Stages of Change (SOC) in Anorexia
Anorexia nervosa is a serious eating disorder in which individuals often restrict the types of food they eat as well as the amount of calories they consume. Other hallmarks of anorexia nervosa might include:
- Being an abnormally low weight for someone of their age and stature
- Weight loss
- Having a distorted body image
- Being unable to gain enough weight (in growing children)
People who are suffering from anorexia nervosa could also exercise compulsively, binge eat, and purge via self-induced vomiting or by using laxatives and/or diuretics.
Types of Anorexia
The National Eating Disorders Collaboration spits anorexia nervosa into two major subtypes:
- People with the restricting subtype restrict how much food they eat and what types they consume.
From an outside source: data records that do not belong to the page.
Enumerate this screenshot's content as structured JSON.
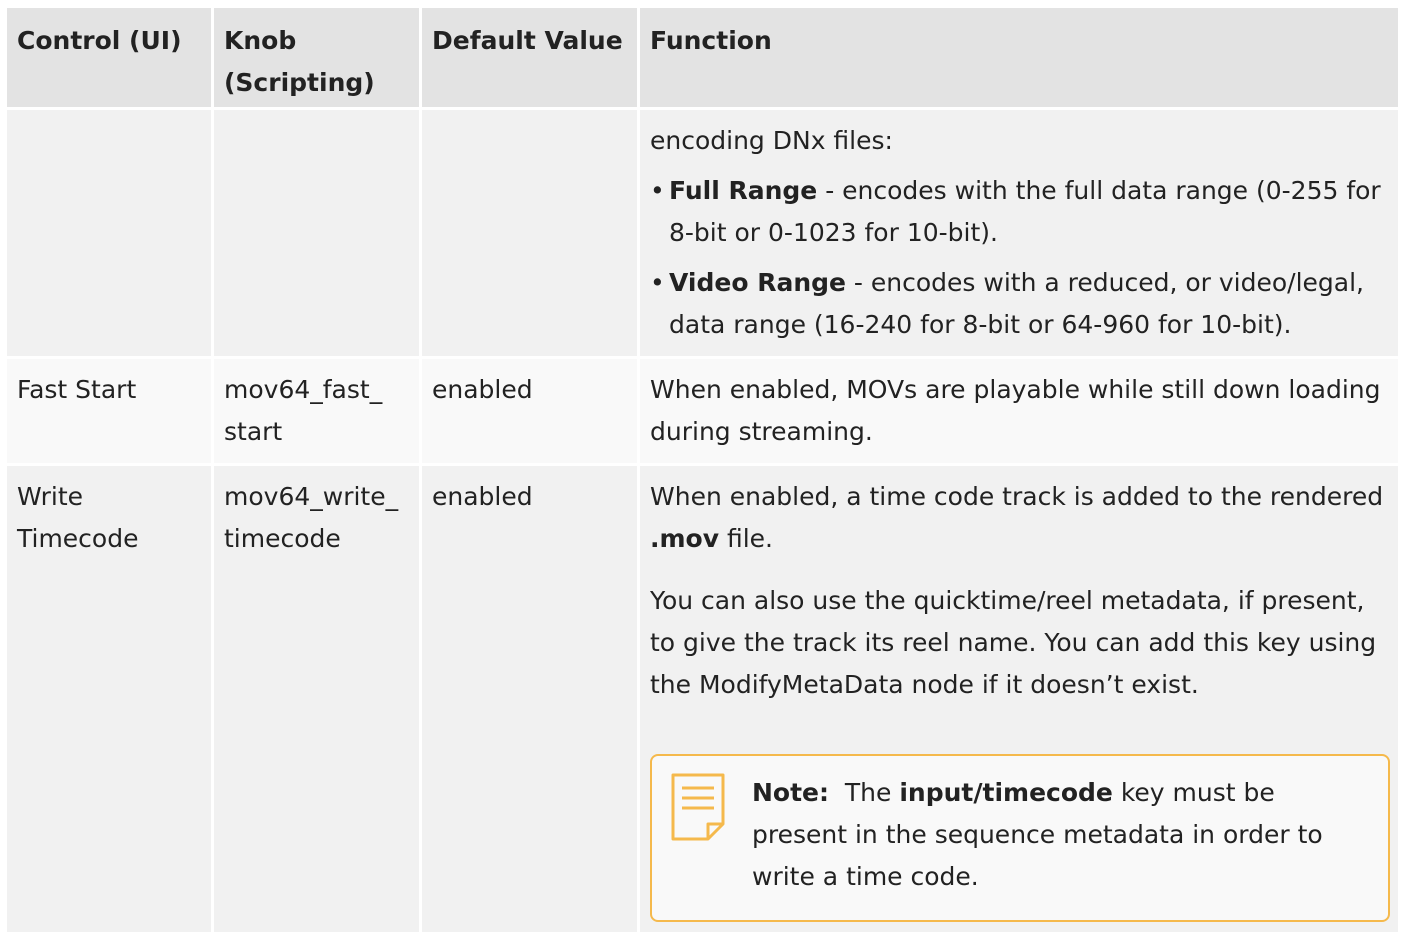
{
  "table": {
    "headers": [
      "Control (UI)",
      "Knob (Scripting)",
      "Default Value",
      "Function"
    ],
    "continued_row": {
      "intro": "encoding DNx files:",
      "bullets": [
        {
          "term": "Full Range",
          "text": " - encodes with the full data range (0-255 for 8-bit or 0-1023 for 10-bit)."
        },
        {
          "term": "Video Range",
          "text": " - encodes with a reduced, or video/legal, data range (16-240 for 8-bit or 64-960 for 10-bit)."
        }
      ]
    },
    "fast_start": {
      "control": "Fast Start",
      "knob": "mov64_fast_ start",
      "default": "enabled",
      "function": "When enabled, MOVs are playable while still down loading during streaming."
    },
    "write_timecode": {
      "control": "Write Timecode",
      "knob": "mov64_write_ timecode",
      "default": "enabled",
      "function_pre": "When enabled, a time code track is added to the rendered ",
      "function_bold": ".mov",
      "function_post": " file.",
      "para2": "You can also use the quicktime/reel metadata, if present, to give the track its reel name. You can add this key using the ModifyMetaData node if it doesn’t exist.",
      "note": {
        "label": "Note:",
        "pre": "  The ",
        "bold": "input/timecode",
        "post": " key must be present in the sequence metadata in order to write a time code."
      }
    }
  },
  "colors": {
    "header_bg": "#e3e3e3",
    "row_bg": "#f1f1f1",
    "row_alt_bg": "#f9f9f9",
    "note_border": "#f5b94c",
    "note_icon": "#f5b94c"
  },
  "icons": {
    "note": "note-icon"
  }
}
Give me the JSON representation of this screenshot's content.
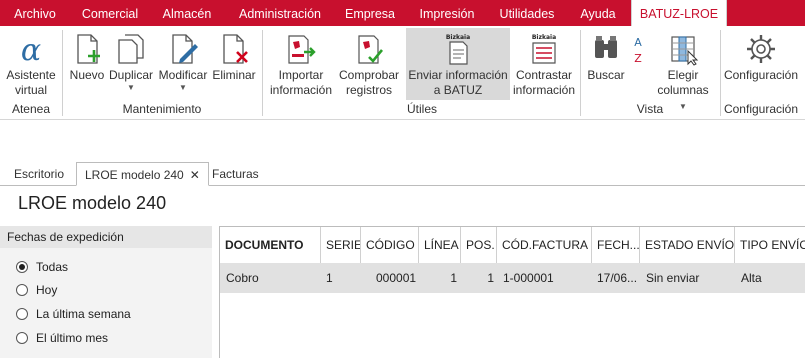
{
  "menubar": {
    "tabs": [
      "Archivo",
      "Comercial",
      "Almacén",
      "Administración",
      "Empresa",
      "Impresión",
      "Utilidades",
      "Ayuda",
      "BATUZ-LROE"
    ],
    "active": "BATUZ-LROE",
    "accent": "#c8102e"
  },
  "ribbon": {
    "atenea": {
      "button": "Asistente virtual",
      "group": "Atenea"
    },
    "mantenimiento": {
      "group": "Mantenimiento",
      "nuevo": "Nuevo",
      "duplicar": "Duplicar",
      "modificar": "Modificar",
      "eliminar": "Eliminar"
    },
    "utiles": {
      "group": "Útiles",
      "importar": "Importar información",
      "comprobar": "Comprobar registros",
      "enviar": "Enviar información a BATUZ",
      "contrastar": "Contrastar información"
    },
    "vista": {
      "group": "Vista",
      "buscar": "Buscar",
      "elegir": "Elegir columnas"
    },
    "configuracion": {
      "button": "Configuración",
      "group": "Configuración"
    }
  },
  "doc_tabs": [
    "Escritorio",
    "LROE modelo 240",
    "Facturas"
  ],
  "page_title": "LROE modelo 240",
  "filter": {
    "title": "Fechas de expedición",
    "options": [
      "Todas",
      "Hoy",
      "La última semana",
      "El último mes"
    ],
    "selected": "Todas"
  },
  "grid": {
    "columns": [
      "DOCUMENTO",
      "SERIE",
      "CÓDIGO",
      "LÍNEA",
      "POS.",
      "CÓD.FACTURA",
      "FECH...",
      "ESTADO ENVÍO",
      "TIPO ENVÍO"
    ],
    "rows": [
      [
        "Cobro",
        "1",
        "000001",
        "1",
        "1",
        "1-000001",
        "17/06...",
        "Sin enviar",
        "Alta"
      ]
    ]
  }
}
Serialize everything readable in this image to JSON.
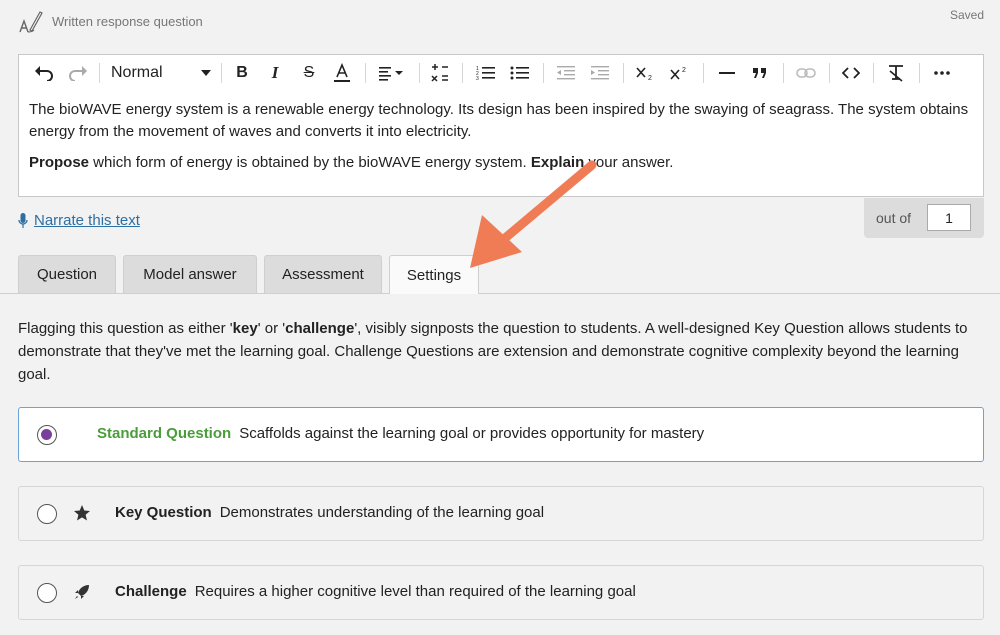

They might also couple these behaviors with excessive working out.
- People with the binge eating and purging subtype also restrict how much food and what types of it they consume, but also purge their food and might even binge eat. Binge eating episodes are marked by feeling a loss of control while eating a large amount of food; and a hallmark of purging behavior is engaging in compensatory behavior after a binge eating session that could involve self-inducing vomiting and/or misusing enemas, laxatives, and/or diuretics.
Health Risks of Anorexia
Anorexia nervosa is a disease associated with many different potential health risks. Some could include:
- Kidney failure
- Having a compromised immune system, leaving someone increasingly susceptible to illness
- Heart issues, such as cardiac abnormalities and sudden cardiac arrest
- An increased risk of infertility in both men and women
- Gastrointestinal issues, such as constipation, diarrhea, and abdominal pain
- Menstrual irregularities or halting
- Anemia, or iron deficiency
- Osteoporosis, or a weakening of the bones that leaves them prone to breaks and fractures
Anorexia can also result in sudden death, highlighting the importance of early intervention and seeking treatment.
Recovering from Anorexia
It is important to remember that no two recovery journeys from an eating disorder will necessarily look alike, as everyone has their own specific situation with its own needs.
The National Eating Disorders Association suggests that people look at recovery from an eating disorder as five (sometimes six) different stages of change. These include:
- The pre-contemplation stage: people may not yet be convinced they have an eating disorder, though their loved ones are aware.
- The contemplation stage: people can admit they have an eating disorder and feel ready for treatment.
- The preparation stage: this stage begins once people feel ready to change, but do not yet know how to proceed. During this time, it is important to establish effective coping skills.
- The action stage: this begins once people feel ready to put their recovery strategy into action and confront their eating disorder.
- The maintenance stage: also called the maintenance/relapse phase, people reach this point once they have been in the action stage for about six or more months. During this stage, a treatment team may suggest that people revisit potential triggers in an effort to prevent them from relapsing.
- The termination stage and relapse prevention: during this time, people may learn that it is time to stop treatment.
How to Get Help:
If you or a loved one is suffering from an eating disorder, you may wish to contact an eating disorder hotline or find treatment programs near you. You may also contact us at Eating Disorder Recovery Specialists via phone (866-525-2766), email, or by filling out our contact form.